Electrical & Computer Engineering, Department of


First Advisor

Lance C. Pérez

Date of this Version



A DISSERTATION Presented to the Faculty ofe Graduate College at the University of Nebraska In Partial Fulfilment of Requirements For the Degree of Doctor of Philosophy, Major: Electrical and Computer Engineering, Under the Supervision of Professor Lance C. Pérez. Lincoln, Nebraska: December, 2019.

Copyright © 2019 Mateusz M. Mittek


The goal of Multiple Object Tracking (MOT) is to locate multiple objects and keep track of their individual identities and trajectories given a sequence of (video) frames. A popular approach to MOT is tracking by detection consisting of two processing components: detection (identification of objects of interest in individual frames) and data association (connecting data from multiple frames). This work addresses the detection component by introducing a method based on semantic instance segmentation, i.e., assigning labels to all visible pixels such that they are unique among different instances. Modern tracking methods often built around Convolutional Neural Networks (CNNs) and additional, explicitly-defined post-processing steps.

This work introduces two detection methods that incorporate multi-dimensional embeddings. We train deep CNNs to produce easily-clusterable embeddings for semantic instance segmentation and to enable object detection through pose estimation. The use of embeddings allows the method to identify per-pixel instance membership for both tasks.

Our method specifically targets applications that require long-term tracking of homogeneous targets using a stationary camera. Furthermore, this method was developed and evaluated on a livestock tracking application which presents exceptional challenges that generalized tracking methods are not equipped to solve. This is largely because contemporary datasets for multiple object tracking lack properties that are specific to livestock environments. These include a high degree of visual similarity between targets, complex physical interactions, long-term inter-object occlusions, and a fixed-cardinality set of targets.

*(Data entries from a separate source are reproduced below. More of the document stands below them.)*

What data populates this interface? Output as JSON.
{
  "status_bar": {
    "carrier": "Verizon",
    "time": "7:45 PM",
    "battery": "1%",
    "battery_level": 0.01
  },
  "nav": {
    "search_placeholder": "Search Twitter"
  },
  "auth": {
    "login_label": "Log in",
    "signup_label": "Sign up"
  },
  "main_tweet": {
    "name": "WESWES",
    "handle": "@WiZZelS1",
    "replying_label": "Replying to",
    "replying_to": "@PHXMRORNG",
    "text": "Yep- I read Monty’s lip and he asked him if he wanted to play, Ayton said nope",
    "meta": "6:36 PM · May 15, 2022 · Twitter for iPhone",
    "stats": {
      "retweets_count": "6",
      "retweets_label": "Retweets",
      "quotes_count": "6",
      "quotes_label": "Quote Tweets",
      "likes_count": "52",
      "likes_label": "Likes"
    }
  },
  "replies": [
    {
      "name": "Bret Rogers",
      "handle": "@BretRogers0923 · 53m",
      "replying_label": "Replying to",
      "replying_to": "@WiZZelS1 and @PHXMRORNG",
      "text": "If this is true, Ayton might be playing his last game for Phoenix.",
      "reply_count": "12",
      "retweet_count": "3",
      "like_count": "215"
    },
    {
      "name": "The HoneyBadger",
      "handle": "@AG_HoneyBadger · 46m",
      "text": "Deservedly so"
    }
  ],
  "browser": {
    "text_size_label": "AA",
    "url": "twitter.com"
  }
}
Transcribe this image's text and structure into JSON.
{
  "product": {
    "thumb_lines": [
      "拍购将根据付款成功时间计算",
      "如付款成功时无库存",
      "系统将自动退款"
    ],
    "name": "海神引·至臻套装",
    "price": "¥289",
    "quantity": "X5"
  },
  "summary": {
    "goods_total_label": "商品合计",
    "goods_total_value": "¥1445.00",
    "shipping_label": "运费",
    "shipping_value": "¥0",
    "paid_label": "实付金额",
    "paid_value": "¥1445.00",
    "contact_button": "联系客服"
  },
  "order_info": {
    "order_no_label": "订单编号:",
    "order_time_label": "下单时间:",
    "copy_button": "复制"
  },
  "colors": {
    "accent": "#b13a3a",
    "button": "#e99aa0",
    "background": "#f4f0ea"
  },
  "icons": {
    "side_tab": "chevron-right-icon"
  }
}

For the reasons stated above, our method is developed and tested with the livestock application in mind and, specifically, group-housed pigs are evaluated in this work. Our method reliably detects pigs in a group housed environment based on the publicly available dataset with 99% precision and 95% using pose estimation and achieves 80% accuracy when using semantic instance segmentation at 50% IoU threshold.

Results demonstrate our method's ability to achieve consistent identification and tracking of group-housed livestock, even in cases where the targets are occluded and despite the fact that they lack uniquely identifying features. The pixel-level embeddings used by the proposed method are thoroughly evaluated in order to demonstrate their properties and behaviors when applied to real data.

Adivser: Lance C. Pérez